Earth Quakes

Shaking up our earthquake risk: New federal maps slightly increases hazard in about half of US

  • This undated handout image provided by the US Geological Survey (USGS) shows an updated federal earthquake risk map. A new map dials up the shaking hazard just a bit for about half of the US and lowers it for nearly a quarter of the nation. The U.S. Geologic Survey updated Thursday its national seismic hazard maps for the first time since 2008, taking into account research from the devastating 2011 earthquake and tsunami off the Japanese coast and the surprise 2011 Virginia temblor. (AP Photo/USGS)

    This undated handout image provided by the US Geological Survey (USGS) shows an updated federal earthquake risk map. A new map dials up the shaking hazard just a bit for about half of the US and lowers it for nearly a quarter of the nation. The U.S. Geologic Survey updated Thursday its national seismic hazard maps for the first time since 2008, taking into account research from the devastating 2011 earthquake and tsunami off the Japanese coast and the surprise 2011 Virginia temblor. (AP Photo/USGS)  (The Associated Press)

  • This undated handout image provided by the US Geological Survey (USGS) shows where the earthquake hazard increased and decreased from 2008. Red/brown increased. Blue decreased. A new federal earthquake risk map dials up the shaking hazard just a bit for about half of the United States and lowers it for nearly a quarter of the nation. The U.S. Geologic Survey updated Thursday its national seismic hazard maps for the first time since 2008, taking into account research from the devastating 2011 earthquake and tsunami off the Japanese coast and the surprise 2011 Virginia temblor. (AP Photo/USGS)

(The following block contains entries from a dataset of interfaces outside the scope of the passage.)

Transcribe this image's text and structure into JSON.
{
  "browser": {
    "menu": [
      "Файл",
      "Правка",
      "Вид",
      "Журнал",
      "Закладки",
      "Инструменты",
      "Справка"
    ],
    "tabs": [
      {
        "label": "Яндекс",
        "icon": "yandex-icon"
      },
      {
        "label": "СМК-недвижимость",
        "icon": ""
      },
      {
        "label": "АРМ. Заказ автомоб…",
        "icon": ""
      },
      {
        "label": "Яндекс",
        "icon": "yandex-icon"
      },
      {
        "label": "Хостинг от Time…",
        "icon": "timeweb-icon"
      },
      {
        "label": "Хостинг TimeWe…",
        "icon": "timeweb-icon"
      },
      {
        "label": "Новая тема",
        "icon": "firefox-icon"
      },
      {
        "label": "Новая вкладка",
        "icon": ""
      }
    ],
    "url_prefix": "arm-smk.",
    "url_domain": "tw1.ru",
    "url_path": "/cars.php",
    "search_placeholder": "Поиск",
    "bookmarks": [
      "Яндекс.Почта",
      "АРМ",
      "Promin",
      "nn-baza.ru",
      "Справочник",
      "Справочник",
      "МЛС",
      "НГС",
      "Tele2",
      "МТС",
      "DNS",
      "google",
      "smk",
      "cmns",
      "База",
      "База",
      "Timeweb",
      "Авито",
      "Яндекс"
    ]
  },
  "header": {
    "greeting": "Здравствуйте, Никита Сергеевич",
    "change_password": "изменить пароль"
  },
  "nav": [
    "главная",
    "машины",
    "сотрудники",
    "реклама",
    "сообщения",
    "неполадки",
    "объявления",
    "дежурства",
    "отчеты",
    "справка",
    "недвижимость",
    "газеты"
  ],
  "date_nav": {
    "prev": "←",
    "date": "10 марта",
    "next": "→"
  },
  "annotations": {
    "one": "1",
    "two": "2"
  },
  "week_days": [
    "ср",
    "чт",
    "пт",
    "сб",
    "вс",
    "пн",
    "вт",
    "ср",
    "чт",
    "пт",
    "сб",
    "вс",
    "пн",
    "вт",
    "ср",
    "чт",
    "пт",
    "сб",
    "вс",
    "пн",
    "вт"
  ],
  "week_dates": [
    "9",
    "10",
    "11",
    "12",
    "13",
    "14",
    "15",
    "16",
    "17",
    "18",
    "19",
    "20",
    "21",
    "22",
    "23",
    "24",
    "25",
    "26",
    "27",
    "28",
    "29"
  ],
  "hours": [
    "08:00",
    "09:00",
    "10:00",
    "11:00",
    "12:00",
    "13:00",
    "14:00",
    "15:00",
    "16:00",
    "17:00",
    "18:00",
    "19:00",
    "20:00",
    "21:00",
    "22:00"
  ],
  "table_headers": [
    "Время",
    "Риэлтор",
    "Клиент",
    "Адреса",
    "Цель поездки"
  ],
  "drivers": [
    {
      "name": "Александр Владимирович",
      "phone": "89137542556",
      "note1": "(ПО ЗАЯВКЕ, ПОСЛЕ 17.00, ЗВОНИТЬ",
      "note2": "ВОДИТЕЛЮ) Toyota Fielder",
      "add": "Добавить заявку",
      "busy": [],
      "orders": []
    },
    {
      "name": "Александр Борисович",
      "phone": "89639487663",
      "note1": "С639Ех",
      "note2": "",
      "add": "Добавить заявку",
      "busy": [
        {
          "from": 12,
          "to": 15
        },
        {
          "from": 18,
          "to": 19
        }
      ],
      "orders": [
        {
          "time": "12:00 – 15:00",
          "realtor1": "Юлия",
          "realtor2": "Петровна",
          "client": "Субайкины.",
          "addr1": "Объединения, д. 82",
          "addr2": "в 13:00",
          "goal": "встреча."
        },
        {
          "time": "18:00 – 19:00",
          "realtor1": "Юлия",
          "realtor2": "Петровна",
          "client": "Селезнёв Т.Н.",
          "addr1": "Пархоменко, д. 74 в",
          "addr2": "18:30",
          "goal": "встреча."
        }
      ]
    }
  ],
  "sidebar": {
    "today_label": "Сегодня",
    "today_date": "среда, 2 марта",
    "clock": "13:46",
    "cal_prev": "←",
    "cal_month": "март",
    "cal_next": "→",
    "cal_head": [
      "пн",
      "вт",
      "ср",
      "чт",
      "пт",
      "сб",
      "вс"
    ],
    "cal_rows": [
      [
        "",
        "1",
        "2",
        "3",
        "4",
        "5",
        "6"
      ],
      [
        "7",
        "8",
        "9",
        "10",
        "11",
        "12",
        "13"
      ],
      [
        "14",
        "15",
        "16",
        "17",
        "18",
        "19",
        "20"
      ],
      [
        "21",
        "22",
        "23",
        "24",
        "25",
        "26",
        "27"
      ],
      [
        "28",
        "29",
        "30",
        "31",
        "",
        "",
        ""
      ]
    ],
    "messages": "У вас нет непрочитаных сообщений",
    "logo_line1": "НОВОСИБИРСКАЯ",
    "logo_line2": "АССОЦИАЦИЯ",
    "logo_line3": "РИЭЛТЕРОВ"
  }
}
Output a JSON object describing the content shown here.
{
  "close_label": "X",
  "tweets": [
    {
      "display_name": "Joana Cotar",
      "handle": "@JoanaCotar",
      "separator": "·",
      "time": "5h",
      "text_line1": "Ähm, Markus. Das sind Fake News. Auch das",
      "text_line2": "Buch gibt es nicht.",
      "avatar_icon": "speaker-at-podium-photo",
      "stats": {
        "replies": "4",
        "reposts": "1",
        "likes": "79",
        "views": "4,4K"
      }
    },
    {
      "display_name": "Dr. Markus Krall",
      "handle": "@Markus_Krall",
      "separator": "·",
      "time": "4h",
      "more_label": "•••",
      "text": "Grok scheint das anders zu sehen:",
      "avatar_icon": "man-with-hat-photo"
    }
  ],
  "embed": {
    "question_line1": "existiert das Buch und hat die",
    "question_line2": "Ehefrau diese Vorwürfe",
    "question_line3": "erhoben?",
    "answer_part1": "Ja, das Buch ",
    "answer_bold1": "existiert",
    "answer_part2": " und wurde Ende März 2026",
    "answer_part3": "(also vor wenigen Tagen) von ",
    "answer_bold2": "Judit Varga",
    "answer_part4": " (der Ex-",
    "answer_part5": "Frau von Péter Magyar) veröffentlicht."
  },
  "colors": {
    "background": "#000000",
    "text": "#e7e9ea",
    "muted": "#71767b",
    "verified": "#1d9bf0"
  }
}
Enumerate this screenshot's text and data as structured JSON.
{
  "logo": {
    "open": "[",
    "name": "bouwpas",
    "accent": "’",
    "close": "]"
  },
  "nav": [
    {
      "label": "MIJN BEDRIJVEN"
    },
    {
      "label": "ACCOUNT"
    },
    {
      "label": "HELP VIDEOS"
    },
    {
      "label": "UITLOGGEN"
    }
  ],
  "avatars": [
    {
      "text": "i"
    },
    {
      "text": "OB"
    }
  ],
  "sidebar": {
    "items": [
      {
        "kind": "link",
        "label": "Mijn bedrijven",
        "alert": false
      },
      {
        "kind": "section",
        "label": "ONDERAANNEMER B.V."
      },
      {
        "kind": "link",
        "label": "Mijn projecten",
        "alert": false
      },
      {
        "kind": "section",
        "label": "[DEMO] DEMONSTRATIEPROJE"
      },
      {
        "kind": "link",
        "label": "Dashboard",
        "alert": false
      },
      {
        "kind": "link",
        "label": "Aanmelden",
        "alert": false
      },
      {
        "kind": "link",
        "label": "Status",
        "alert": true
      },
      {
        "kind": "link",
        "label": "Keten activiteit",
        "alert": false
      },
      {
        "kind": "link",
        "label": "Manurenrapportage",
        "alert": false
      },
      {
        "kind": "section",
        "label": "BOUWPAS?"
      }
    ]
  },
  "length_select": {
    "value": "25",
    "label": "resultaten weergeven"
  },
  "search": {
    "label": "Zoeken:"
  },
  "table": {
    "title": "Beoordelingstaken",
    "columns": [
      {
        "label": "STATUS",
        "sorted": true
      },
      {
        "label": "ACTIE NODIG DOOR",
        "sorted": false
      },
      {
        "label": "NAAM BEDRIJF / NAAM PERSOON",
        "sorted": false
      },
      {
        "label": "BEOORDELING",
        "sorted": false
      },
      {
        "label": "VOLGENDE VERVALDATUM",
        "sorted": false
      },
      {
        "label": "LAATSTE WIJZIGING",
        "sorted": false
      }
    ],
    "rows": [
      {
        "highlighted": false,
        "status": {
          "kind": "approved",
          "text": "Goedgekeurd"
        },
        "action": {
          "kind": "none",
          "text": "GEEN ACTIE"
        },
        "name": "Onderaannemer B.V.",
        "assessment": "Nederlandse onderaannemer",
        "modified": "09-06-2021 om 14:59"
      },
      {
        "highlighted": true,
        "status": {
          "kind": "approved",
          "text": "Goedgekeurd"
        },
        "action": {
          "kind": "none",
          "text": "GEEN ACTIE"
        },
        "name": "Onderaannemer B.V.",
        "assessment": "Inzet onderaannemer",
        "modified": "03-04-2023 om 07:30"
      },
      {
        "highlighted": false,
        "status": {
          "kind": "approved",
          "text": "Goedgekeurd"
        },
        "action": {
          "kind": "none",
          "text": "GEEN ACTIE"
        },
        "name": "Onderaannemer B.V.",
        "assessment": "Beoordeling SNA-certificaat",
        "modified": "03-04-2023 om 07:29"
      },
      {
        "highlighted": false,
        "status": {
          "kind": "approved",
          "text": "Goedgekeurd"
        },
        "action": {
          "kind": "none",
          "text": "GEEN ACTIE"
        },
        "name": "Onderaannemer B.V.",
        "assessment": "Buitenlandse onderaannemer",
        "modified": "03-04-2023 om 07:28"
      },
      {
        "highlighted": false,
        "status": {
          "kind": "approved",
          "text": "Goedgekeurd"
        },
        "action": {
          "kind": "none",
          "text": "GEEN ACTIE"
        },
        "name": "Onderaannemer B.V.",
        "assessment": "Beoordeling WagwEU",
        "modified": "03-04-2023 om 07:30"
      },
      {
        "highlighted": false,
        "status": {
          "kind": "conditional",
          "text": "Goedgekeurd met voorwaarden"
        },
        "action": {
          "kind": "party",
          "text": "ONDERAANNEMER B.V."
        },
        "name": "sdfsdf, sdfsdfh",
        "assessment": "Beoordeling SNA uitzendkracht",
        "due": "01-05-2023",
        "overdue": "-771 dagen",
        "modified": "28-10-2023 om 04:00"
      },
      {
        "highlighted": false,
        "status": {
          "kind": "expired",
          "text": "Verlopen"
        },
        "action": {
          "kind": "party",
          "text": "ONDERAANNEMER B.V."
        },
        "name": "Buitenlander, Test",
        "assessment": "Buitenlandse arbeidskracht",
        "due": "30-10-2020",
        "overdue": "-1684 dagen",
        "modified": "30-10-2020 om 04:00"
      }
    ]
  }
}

    This undated handout image provided by the US Geological Survey (USGS) shows where the earthquake hazard increased and decreased from 2008. Red/brown increased. Blue decreased. A new federal earthquake risk map dials up the shaking hazard just a bit for about half of the United States and lowers it for nearly a quarter of the nation. The U.S. Geologic Survey updated Thursday its national seismic hazard maps for the first time since 2008, taking into account research from the devastating 2011 earthquake and tsunami off the Japanese coast and the surprise 2011 Virginia temblor. (AP Photo/USGS)  (The Associated Press)

  • FILE - This Aug. 23, 2011 file photo shows office workers gathering on the sidewalk in downtown Washington after a 5.9 magnitude tremor shook the nation's capitol. The earthquake centered northwest of Richmond, Va., shook much of Washington, D.C., and was felt as far north as Rhode Island and New York City. A new federal earthquake risk map dials up the shaking hazard just a bit for about half of the United States and lowers it for nearly a quarter of the nation. The U.S. Geologic Survey updated Thursday its national seismic hazard maps for the first time since 2008, taking into account research from the devastating 2011 earthquake and tsunami off the Japanese coast and the surprise 2011 Virginia temblor. (AP Photo/J. Scott Applewhite, File)

    FILE - This Aug. 23, 2011 file photo shows office workers gathering on the sidewalk in downtown Washington after a 5.9 magnitude tremor shook the nation's capitol. The earthquake centered northwest of Richmond, Va., shook much of Washington, D.C., and was felt as far north as Rhode Island and New York City. A new federal earthquake risk map dials up the shaking hazard just a bit for about half of the United States and lowers it for nearly a quarter of the nation. The U.S. Geologic Survey updated Thursday its national seismic hazard maps for the first time since 2008, taking into account research from the devastating 2011 earthquake and tsunami off the Japanese coast and the surprise 2011 Virginia temblor. (AP Photo/J. Scott Applewhite, File)  (The Associated Press)

A new federal earthquake map dials up the shaking hazard just a bit for about half of the United States and lowers it for nearly a quarter of the nation.

The U.S. Geologic Survey updated Thursday its national seismic hazard maps for the first time since 2008, taking into account research from the devastating 2011 earthquake and tsunami off the Japanese coast and the surprise 2011 Virginia temblor.

Most of the changes are slight. Project chief Mark Petersen said parts of Washington, Oregon, Utah, Oklahoma, Colorado, Wyoming and Tennessee moved into the top two hazard zones.

Parts of 16 states have the highest risk for earthquakes: Alaska, Hawaii, California, Oregon, Washington, Nevada, Utah, Idaho, Montana, Wyoming, Missouri, Arkansas, Tennessee, Illinois, Kentucky and South Carolina.